Reps. Kurt Schrader (D-OR) and Ted Yoho (R-FL) reintroduced the Prevent All Soring Tactics (PAST) Act in the 116th Congress on Jan. 22. The bill has been renamed the “Joseph D. Tydings Memorial Prevent All Soring Tactics Act.”  The bill has been referred to the House Committee on Energy and Commerce and the bill number is H.R. 693.

Co-sponsors on the bill include Steve Cohen (D-TN), Ron Estes (R-KS), Jan Schakowsky (D-IL) and Chris Collins (R-NY). Other than Cohen, who is from Tennessee, the bill sponsors represent areas of the country with little to no Tennessee Walking Horse competitions. The PAST Act was originally introduced in 2013 by Rep. Ed Whitfield with direct involvement from the Humane Society of the United States, where Whitfield’s wife was employed.

The involvement of the HSUS with Whitfield led to ethics violations against the Kentucky congressman and he later decided not to run for reelection. The industry has filed competing legislation to the PAST Act in previous Congresses and will do so again in the 116th Congress.
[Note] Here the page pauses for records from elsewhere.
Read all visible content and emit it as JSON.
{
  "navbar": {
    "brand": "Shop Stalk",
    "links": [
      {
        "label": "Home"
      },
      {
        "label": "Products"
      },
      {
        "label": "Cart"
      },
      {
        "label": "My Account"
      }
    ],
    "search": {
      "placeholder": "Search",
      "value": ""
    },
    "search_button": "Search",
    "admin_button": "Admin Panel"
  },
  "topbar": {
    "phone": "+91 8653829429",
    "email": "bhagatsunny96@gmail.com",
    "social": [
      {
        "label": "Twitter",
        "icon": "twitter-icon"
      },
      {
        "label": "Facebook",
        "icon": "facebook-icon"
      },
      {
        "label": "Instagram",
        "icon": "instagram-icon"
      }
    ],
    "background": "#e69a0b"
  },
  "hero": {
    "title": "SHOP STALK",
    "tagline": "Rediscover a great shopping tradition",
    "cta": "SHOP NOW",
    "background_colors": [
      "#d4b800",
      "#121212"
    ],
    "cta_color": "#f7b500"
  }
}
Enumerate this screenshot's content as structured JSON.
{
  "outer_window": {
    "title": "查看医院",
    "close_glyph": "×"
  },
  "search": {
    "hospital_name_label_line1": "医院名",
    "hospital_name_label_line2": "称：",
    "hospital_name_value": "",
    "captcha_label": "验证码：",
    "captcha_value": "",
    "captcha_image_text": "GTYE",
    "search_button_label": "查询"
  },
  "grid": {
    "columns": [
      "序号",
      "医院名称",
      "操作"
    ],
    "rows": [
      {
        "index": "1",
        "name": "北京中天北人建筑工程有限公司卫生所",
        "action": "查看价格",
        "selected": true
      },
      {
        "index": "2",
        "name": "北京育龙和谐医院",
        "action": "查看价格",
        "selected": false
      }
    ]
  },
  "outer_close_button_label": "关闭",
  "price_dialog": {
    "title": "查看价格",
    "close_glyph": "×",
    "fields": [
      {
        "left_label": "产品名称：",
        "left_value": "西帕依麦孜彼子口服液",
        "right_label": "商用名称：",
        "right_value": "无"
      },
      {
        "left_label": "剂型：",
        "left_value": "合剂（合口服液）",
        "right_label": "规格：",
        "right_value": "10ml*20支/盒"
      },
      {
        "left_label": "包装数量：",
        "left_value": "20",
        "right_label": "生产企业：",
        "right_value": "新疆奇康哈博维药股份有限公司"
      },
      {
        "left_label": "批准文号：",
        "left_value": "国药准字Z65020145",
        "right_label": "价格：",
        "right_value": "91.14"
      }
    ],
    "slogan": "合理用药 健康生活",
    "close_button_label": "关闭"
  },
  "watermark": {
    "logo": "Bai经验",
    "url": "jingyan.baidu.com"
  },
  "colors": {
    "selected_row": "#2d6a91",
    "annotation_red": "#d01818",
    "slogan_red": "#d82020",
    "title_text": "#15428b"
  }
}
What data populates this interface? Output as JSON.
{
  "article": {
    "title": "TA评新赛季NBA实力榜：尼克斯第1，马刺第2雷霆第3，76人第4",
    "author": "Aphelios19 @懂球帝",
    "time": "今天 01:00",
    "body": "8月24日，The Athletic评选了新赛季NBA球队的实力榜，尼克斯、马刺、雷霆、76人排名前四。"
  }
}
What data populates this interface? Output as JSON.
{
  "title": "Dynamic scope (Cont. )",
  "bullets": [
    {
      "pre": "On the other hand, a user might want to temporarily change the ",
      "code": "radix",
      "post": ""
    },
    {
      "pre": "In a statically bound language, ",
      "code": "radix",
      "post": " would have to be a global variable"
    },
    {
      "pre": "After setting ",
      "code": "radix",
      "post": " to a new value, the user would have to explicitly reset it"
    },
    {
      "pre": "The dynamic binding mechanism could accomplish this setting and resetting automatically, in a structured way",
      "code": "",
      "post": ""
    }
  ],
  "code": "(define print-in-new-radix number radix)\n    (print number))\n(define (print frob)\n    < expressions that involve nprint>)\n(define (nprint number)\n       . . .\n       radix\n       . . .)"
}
The PAST Act, which was originally written and choreographed by the HSUS, would eliminate the Tennessee Walking Horse industry and its competitions. The bill seeks to ban pads, weighted shoes and actions devices, despite no scientific evidence that any of the equipment currently used causes any harm to Tennessee Walking Horses.  

The bill would also ban industry regulatory entities, called Horse Industry Organizations, that currently work in conjunction with the USDA on enforcement of the Horse Protection Act. The PAST Act would put the total enforcement responsibility on the USDA and drive the costs for inspections higher and thereby be a major detriment to competitions. 

The industry alternative to the PAST Act would create independent enforcement that works in conjunction with the USDA to incorporate objective, scientific inspection methods that eliminate soring and those individuals that do any harm to the horse. The industry bill would allow competitions to continue but would also incorporate stiff penalties to deter non-compliance with the Horse Protection Act.